**Activity:**
Please return all lines in the listing holding the word "Protocol".
═══ Data
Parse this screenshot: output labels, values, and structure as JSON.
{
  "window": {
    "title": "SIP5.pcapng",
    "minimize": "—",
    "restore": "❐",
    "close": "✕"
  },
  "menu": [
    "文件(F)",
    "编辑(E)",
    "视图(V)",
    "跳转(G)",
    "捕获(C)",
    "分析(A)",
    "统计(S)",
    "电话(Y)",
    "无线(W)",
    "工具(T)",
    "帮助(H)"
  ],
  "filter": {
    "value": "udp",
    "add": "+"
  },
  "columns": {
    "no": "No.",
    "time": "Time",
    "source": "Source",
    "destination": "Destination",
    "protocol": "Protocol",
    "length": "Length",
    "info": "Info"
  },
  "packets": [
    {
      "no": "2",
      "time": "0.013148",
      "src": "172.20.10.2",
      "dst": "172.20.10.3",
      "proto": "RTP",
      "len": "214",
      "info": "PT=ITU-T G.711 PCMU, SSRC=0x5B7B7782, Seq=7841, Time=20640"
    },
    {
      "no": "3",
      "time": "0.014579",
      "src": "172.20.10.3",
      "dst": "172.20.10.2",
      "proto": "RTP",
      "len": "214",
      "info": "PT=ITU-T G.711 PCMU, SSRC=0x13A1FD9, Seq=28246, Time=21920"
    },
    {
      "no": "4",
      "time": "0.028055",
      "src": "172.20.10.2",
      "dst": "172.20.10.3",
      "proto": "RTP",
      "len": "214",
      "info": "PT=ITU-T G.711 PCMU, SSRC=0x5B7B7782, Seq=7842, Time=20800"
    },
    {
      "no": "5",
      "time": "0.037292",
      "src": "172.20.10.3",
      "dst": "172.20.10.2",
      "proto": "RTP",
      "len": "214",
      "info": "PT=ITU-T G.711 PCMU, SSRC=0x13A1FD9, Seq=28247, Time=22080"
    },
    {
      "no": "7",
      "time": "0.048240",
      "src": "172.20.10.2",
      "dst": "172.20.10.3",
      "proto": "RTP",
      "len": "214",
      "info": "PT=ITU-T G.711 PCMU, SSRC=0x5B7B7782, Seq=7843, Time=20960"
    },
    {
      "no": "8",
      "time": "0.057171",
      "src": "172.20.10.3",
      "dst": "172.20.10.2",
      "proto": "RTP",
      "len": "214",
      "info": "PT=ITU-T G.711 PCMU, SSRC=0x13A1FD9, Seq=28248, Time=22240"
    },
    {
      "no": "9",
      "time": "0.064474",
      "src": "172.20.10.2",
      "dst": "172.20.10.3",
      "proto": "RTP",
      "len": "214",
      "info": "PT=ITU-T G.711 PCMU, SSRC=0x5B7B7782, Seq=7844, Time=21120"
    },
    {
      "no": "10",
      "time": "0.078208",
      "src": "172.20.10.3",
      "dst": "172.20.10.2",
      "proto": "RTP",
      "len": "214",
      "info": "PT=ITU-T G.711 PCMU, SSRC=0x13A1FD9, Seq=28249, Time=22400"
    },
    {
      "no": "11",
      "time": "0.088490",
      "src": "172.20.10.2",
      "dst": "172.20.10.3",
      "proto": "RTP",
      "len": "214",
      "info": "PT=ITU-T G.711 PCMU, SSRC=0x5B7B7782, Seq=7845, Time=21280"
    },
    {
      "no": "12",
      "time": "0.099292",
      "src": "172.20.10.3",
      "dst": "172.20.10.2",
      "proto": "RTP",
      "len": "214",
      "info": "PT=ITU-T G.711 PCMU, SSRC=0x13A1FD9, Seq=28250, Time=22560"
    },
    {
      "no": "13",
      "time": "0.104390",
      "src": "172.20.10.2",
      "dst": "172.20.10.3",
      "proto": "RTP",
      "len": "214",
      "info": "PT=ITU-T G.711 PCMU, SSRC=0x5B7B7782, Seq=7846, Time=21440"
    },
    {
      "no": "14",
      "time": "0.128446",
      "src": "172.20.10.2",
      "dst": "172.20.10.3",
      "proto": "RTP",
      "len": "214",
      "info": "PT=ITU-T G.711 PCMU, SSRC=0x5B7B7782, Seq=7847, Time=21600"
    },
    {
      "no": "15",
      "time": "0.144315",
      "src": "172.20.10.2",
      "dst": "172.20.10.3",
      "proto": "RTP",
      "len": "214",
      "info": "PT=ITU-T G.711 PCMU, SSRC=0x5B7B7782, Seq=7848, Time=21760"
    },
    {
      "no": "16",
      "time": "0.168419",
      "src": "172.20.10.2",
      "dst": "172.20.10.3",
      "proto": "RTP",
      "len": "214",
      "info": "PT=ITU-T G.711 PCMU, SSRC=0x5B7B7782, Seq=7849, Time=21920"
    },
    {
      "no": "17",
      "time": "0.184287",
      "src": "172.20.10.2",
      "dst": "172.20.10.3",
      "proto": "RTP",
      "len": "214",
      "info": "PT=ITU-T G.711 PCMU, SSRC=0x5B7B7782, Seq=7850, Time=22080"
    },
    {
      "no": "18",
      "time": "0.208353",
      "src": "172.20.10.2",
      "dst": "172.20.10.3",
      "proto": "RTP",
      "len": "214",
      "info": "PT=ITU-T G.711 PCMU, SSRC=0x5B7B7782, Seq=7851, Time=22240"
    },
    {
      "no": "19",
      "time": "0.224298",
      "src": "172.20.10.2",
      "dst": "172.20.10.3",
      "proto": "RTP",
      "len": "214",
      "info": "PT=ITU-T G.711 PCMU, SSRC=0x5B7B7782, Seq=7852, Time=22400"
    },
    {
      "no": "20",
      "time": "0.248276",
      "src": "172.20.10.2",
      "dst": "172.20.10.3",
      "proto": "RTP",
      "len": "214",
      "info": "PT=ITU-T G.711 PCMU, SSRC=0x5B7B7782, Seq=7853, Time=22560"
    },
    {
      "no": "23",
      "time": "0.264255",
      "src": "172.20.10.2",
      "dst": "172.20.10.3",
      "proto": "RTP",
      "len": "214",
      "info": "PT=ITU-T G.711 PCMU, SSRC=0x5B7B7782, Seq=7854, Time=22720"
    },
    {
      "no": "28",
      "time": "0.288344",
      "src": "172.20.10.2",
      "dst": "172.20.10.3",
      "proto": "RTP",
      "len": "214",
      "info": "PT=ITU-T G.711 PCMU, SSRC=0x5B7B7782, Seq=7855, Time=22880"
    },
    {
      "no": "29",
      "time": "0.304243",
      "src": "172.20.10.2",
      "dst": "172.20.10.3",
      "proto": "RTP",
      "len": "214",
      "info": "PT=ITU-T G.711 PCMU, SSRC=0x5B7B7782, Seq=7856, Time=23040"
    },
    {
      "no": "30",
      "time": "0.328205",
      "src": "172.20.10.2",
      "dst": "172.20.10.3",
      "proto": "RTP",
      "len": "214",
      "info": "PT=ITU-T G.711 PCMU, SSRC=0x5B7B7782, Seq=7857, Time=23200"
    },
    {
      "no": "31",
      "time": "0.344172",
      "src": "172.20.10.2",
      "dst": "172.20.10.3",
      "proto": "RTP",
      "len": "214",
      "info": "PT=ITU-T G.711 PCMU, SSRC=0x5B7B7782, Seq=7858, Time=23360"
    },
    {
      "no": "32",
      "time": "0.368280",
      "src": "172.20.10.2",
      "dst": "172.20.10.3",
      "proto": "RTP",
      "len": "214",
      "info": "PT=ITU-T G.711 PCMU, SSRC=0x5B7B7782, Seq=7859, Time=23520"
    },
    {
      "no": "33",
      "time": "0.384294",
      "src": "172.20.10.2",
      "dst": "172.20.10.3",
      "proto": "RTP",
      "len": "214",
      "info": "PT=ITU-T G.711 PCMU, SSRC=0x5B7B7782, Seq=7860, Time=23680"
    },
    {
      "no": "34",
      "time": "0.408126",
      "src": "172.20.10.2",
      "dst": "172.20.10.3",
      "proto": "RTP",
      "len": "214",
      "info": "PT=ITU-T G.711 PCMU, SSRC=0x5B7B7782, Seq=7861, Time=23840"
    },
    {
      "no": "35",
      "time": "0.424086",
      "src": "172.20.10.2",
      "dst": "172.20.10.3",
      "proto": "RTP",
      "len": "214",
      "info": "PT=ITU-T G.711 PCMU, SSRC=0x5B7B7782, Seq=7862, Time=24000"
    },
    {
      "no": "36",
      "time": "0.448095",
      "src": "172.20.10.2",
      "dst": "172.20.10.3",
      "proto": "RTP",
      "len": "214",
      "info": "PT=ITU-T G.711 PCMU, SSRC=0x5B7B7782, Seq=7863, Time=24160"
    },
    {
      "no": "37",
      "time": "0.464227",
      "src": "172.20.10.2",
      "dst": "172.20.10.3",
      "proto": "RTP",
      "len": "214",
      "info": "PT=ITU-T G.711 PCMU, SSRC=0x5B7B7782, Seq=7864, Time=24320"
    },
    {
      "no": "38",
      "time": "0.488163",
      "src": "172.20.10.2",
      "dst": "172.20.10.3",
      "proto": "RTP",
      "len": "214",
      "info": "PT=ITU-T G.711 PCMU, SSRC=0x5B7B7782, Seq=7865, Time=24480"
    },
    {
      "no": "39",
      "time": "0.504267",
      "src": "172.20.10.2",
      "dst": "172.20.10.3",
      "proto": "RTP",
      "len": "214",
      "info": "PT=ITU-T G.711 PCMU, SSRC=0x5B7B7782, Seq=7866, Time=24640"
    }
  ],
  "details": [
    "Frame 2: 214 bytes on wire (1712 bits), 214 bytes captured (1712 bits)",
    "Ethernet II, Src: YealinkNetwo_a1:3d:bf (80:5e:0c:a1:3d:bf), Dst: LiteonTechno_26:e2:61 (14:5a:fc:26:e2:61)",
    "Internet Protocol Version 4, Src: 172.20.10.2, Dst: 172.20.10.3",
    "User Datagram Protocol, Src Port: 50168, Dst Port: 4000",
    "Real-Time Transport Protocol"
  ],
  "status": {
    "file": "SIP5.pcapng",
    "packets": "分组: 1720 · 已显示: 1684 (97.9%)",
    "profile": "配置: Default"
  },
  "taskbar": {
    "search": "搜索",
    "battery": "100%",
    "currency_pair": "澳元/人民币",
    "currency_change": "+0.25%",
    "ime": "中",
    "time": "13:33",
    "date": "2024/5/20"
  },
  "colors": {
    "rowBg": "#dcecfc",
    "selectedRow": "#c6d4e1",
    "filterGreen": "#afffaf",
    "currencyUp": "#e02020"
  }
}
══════
**Answer:**
    "protocol": "Protocol",
    "Internet Protocol Version 4, Src: 172.20.10.2, Dst: 172.20.10.3",
    "User Datagram Protocol, Src Port: 50168, Dst Port: 4000",
    "Real-Time Transport Protocol"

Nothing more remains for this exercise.